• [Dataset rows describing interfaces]
────────

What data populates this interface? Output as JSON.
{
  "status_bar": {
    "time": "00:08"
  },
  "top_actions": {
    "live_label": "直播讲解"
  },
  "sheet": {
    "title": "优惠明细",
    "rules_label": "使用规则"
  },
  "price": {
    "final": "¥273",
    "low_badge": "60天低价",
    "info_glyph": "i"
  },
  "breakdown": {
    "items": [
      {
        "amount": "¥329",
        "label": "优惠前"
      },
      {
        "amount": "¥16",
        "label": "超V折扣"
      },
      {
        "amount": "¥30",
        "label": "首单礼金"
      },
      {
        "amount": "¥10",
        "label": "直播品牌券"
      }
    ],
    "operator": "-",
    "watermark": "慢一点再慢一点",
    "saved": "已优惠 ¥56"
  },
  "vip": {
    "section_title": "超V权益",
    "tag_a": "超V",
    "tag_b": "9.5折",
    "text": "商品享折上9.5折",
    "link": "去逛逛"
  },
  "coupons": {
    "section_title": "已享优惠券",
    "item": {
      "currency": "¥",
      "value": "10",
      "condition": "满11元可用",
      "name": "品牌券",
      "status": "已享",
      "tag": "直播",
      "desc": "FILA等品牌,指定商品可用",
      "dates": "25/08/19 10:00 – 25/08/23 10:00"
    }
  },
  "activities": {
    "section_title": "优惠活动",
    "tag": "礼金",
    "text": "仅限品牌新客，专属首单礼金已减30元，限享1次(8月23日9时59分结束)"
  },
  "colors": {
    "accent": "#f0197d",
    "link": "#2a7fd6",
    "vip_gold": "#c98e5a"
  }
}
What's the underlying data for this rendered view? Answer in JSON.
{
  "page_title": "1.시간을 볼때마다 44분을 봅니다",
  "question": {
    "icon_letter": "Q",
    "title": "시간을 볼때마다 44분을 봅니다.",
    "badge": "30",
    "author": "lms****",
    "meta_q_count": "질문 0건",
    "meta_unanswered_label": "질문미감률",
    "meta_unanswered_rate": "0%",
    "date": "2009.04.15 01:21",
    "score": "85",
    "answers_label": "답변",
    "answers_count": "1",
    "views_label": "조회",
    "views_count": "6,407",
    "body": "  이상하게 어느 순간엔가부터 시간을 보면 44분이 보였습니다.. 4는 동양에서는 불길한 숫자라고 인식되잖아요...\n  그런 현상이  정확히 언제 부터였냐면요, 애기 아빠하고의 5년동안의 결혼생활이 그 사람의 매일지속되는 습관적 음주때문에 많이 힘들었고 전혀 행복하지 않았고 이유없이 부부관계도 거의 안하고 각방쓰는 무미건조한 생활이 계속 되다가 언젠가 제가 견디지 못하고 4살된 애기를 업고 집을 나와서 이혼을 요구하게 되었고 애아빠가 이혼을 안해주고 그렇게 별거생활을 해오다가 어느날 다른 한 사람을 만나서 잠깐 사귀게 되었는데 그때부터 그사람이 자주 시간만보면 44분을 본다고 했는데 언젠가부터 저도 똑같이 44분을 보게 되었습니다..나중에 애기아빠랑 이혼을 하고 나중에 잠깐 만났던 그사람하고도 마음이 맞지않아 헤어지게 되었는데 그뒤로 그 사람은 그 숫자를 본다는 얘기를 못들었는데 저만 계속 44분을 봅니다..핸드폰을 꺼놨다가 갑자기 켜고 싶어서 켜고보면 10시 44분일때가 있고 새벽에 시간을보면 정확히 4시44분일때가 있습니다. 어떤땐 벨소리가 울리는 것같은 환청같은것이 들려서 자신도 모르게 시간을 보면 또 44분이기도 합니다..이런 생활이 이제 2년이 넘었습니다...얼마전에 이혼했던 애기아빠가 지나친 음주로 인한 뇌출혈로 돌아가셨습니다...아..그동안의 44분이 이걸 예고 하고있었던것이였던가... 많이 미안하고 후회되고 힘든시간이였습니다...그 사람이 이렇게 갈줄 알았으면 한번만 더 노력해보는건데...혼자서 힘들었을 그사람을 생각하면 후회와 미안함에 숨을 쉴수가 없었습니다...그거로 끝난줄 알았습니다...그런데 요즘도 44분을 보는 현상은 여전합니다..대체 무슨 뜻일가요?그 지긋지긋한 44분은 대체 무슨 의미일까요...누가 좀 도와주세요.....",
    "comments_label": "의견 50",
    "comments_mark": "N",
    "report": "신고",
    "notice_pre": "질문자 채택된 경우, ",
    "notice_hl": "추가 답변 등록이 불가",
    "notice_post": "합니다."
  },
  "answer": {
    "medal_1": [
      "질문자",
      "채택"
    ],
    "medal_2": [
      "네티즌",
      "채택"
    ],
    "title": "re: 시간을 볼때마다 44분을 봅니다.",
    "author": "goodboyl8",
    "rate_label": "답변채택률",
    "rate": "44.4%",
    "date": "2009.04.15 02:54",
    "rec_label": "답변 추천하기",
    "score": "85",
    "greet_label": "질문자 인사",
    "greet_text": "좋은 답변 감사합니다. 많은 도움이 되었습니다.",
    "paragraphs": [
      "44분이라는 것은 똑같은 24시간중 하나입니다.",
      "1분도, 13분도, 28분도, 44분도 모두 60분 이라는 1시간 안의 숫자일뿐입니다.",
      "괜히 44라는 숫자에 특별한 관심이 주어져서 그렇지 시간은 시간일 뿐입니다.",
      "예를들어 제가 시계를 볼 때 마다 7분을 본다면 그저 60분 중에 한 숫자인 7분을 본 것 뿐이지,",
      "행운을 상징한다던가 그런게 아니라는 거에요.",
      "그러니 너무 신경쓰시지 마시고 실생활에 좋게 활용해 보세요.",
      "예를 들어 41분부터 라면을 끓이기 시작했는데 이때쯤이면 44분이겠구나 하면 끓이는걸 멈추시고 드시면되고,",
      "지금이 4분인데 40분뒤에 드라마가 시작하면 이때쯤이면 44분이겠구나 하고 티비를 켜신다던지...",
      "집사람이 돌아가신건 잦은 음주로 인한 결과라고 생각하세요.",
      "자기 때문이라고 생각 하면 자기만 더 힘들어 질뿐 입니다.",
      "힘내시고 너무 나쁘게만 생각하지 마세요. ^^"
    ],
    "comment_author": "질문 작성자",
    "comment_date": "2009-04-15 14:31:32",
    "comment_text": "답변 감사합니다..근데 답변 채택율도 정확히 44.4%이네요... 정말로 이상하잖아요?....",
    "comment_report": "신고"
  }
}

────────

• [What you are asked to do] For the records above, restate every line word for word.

• [Exercise result]
What data populates this interface? Output as JSON.
{
  "status_bar": {
    "time": "00:08"
  },
  "top_actions": {
    "live_label": "直播讲解"
  },
  "sheet": {
    "title": "优惠明细",
    "rules_label": "使用规则"
  },
  "price": {
    "final": "¥273",
    "low_badge": "60天低价",
    "info_glyph": "i"
  },
  "breakdown": {
    "items": [
      {
        "amount": "¥329",
        "label": "优惠前"
      },
      {
        "amount": "¥16",
        "label": "超V折扣"
      },
      {
        "amount": "¥30",
        "label": "首单礼金"
      },
      {
        "amount": "¥10",
        "label": "直播品牌券"
      }
    ],
    "operator": "-",
    "watermark": "慢一点再慢一点",
    "saved": "已优惠 ¥56"
  },
  "vip": {
    "section_title": "超V权益",
    "tag_a": "超V",
    "tag_b": "9.5折",
    "text": "商品享折上9.5折",
    "link": "去逛逛"
  },
  "coupons": {
    "section_title": "已享优惠券",
    "item": {
      "currency": "¥",
      "value": "10",
      "condition": "满11元可用",
      "name": "品牌券",
      "status": "已享",
      "tag": "直播",
      "desc": "FILA等品牌,指定商品可用",
      "dates": "25/08/19 10:00 – 25/08/23 10:00"
    }
  },
  "activities": {
    "section_title": "优惠活动",
    "tag": "礼金",
    "text": "仅限品牌新客，专属首单礼金已减30元，限享1次(8月23日9时59分结束)"
  },
  "colors": {
    "accent": "#f0197d",
    "link": "#2a7fd6",
    "vip_gold": "#c98e5a"
  }
}
What's the underlying data for this rendered view? Answer in JSON.
{
  "page_title": "1.시간을 볼때마다 44분을 봅니다",
  "question": {
    "icon_letter": "Q",
    "title": "시간을 볼때마다 44분을 봅니다.",
    "badge": "30",
    "author": "lms****",
    "meta_q_count": "질문 0건",
    "meta_unanswered_label": "질문미감률",
    "meta_unanswered_rate": "0%",
    "date": "2009.04.15 01:21",
    "score": "85",
    "answers_label": "답변",
    "answers_count": "1",
    "views_label": "조회",
    "views_count": "6,407",
    "body": "  이상하게 어느 순간엔가부터 시간을 보면 44분이 보였습니다.. 4는 동양에서는 불길한 숫자라고 인식되잖아요...\n  그런 현상이  정확히 언제 부터였냐면요, 애기 아빠하고의 5년동안의 결혼생활이 그 사람의 매일지속되는 습관적 음주때문에 많이 힘들었고 전혀 행복하지 않았고 이유없이 부부관계도 거의 안하고 각방쓰는 무미건조한 생활이 계속 되다가 언젠가 제가 견디지 못하고 4살된 애기를 업고 집을 나와서 이혼을 요구하게 되었고 애아빠가 이혼을 안해주고 그렇게 별거생활을 해오다가 어느날 다른 한 사람을 만나서 잠깐 사귀게 되었는데 그때부터 그사람이 자주 시간만보면 44분을 본다고 했는데 언젠가부터 저도 똑같이 44분을 보게 되었습니다..나중에 애기아빠랑 이혼을 하고 나중에 잠깐 만났던 그사람하고도 마음이 맞지않아 헤어지게 되었는데 그뒤로 그 사람은 그 숫자를 본다는 얘기를 못들었는데 저만 계속 44분을 봅니다..핸드폰을 꺼놨다가 갑자기 켜고 싶어서 켜고보면 10시 44분일때가 있고 새벽에 시간을보면 정확히 4시44분일때가 있습니다. 어떤땐 벨소리가 울리는 것같은 환청같은것이 들려서 자신도 모르게 시간을 보면 또 44분이기도 합니다..이런 생활이 이제 2년이 넘었습니다...얼마전에 이혼했던 애기아빠가 지나친 음주로 인한 뇌출혈로 돌아가셨습니다...아..그동안의 44분이 이걸 예고 하고있었던것이였던가... 많이 미안하고 후회되고 힘든시간이였습니다...그 사람이 이렇게 갈줄 알았으면 한번만 더 노력해보는건데...혼자서 힘들었을 그사람을 생각하면 후회와 미안함에 숨을 쉴수가 없었습니다...그거로 끝난줄 알았습니다...그런데 요즘도 44분을 보는 현상은 여전합니다..대체 무슨 뜻일가요?그 지긋지긋한 44분은 대체 무슨 의미일까요...누가 좀 도와주세요.....",
    "comments_label": "의견 50",
    "comments_mark": "N",
    "report": "신고",
    "notice_pre": "질문자 채택된 경우, ",
    "notice_hl": "추가 답변 등록이 불가",
    "notice_post": "합니다."
  },
  "answer": {
    "medal_1": [
      "질문자",
      "채택"
    ],
    "medal_2": [
      "네티즌",
      "채택"
    ],
    "title": "re: 시간을 볼때마다 44분을 봅니다.",
    "author": "goodboyl8",
    "rate_label": "답변채택률",
    "rate": "44.4%",
    "date": "2009.04.15 02:54",
    "rec_label": "답변 추천하기",
    "score": "85",
    "greet_label": "질문자 인사",
    "greet_text": "좋은 답변 감사합니다. 많은 도움이 되었습니다.",
    "paragraphs": [
      "44분이라는 것은 똑같은 24시간중 하나입니다.",
      "1분도, 13분도, 28분도, 44분도 모두 60분 이라는 1시간 안의 숫자일뿐입니다.",
      "괜히 44라는 숫자에 특별한 관심이 주어져서 그렇지 시간은 시간일 뿐입니다.",
      "예를들어 제가 시계를 볼 때 마다 7분을 본다면 그저 60분 중에 한 숫자인 7분을 본 것 뿐이지,",
      "행운을 상징한다던가 그런게 아니라는 거에요.",
      "그러니 너무 신경쓰시지 마시고 실생활에 좋게 활용해 보세요.",
      "예를 들어 41분부터 라면을 끓이기 시작했는데 이때쯤이면 44분이겠구나 하면 끓이는걸 멈추시고 드시면되고,",
      "지금이 4분인데 40분뒤에 드라마가 시작하면 이때쯤이면 44분이겠구나 하고 티비를 켜신다던지...",
      "집사람이 돌아가신건 잦은 음주로 인한 결과라고 생각하세요.",
      "자기 때문이라고 생각 하면 자기만 더 힘들어 질뿐 입니다.",
      "힘내시고 너무 나쁘게만 생각하지 마세요. ^^"
    ],
    "comment_author": "질문 작성자",
    "comment_date": "2009-04-15 14:31:32",
    "comment_text": "답변 감사합니다..근데 답변 채택율도 정확히 44.4%이네요... 정말로 이상하잖아요?....",
    "comment_report": "신고"
  }
}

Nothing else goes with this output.